In a significant judgment handed down by the Court of Chancery of Delaware, Chancellor Kathaleen St. Jude McCormick invalidated the mammoth $56 billion compensation package granted to Elon Musk by Tesla’s board of directors. The decision comes as the culmination of a shareholders’ lawsuit against Musk and Tesla’s board that has been ongoing for over five years now. 

Elon Musk

The lawsuit alleged that Musk had essentially dictated the terms of the compensation package himself and that the board had failed to properly evaluate its fairness and reasonableness. It was argued that Musk’s established ties with certain board members involved in negotiating the package compromised their ability to act independently in Tesla’s best interests. Musk had denied orchestrating the package’s design or being present for any related discussions.

However, in her 200-page verdict, Chancellor McCormick found numerous faults with the process of approving Musk’s pay deal. She observed that Elon Musk‘s position as Tesla’s dominant shareholder necessitated stricter scrutiny of any compensation granted to him due to his inherent conflicts of interest. McCormick highlighted Musk’s close connections with certain directors on the compensation committee, including his previous divorce attorney who acted as a liaison between Musk and the board.

The Chancellor opined that this relationship cast doubts on whether the attorney represented Tesla’s interests impartially during negotiations. She also noted the lack of independent consultants involved and deficiencies in documentation presented to justify the package’s terms. Based on these findings, McCormick concluded that the method of approving Musk’s pay was “deeply flawed” and resulted in an unjust outcome favoring Musk alone.

Consequently, she ruled in favor of the plaintiffs seeking to invalidate the compensation agreement. This landmark decision revokes what would have been the largest pay package ever awarded to an executive in corporate history. Musk had criticized the judgment on Twitter, taking aim at Delaware’s laws regarding company incorporation. 

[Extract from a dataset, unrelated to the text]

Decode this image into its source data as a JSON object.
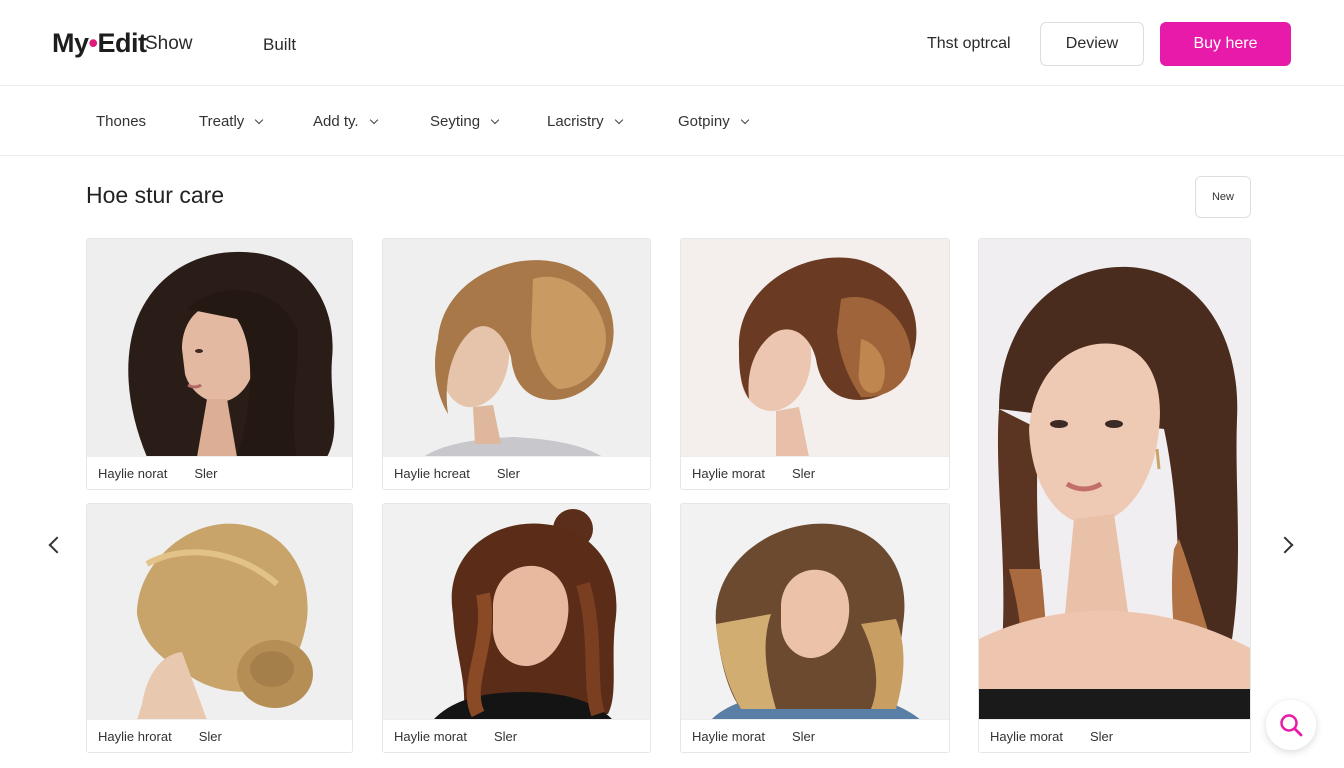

Tesla’s stock price dipped slightly in extended trading following the verdict. Analysts have termed the ruling an unprecedented legal setback for both Tesla and Musk that casts doubt on the board’s judgment. It establishes stricter standards for reviewing compensation awarded to executives with conflicts of interest. Going forward, it will now be more difficult for Musk to negotiate another lucrative pay deal with Tesla. The judgment underscores the need for robust checks and balances in such situations.

Overall, Chancellor McCormick’s verdict in this matter sends a clear message that dominant shareholders and boards must ensure compensation decisions are reached through demonstrably fair and impartial processes to withstand legal scrutiny, especially when large sums are involved. It signals a shift towards heightened governance of executive pay.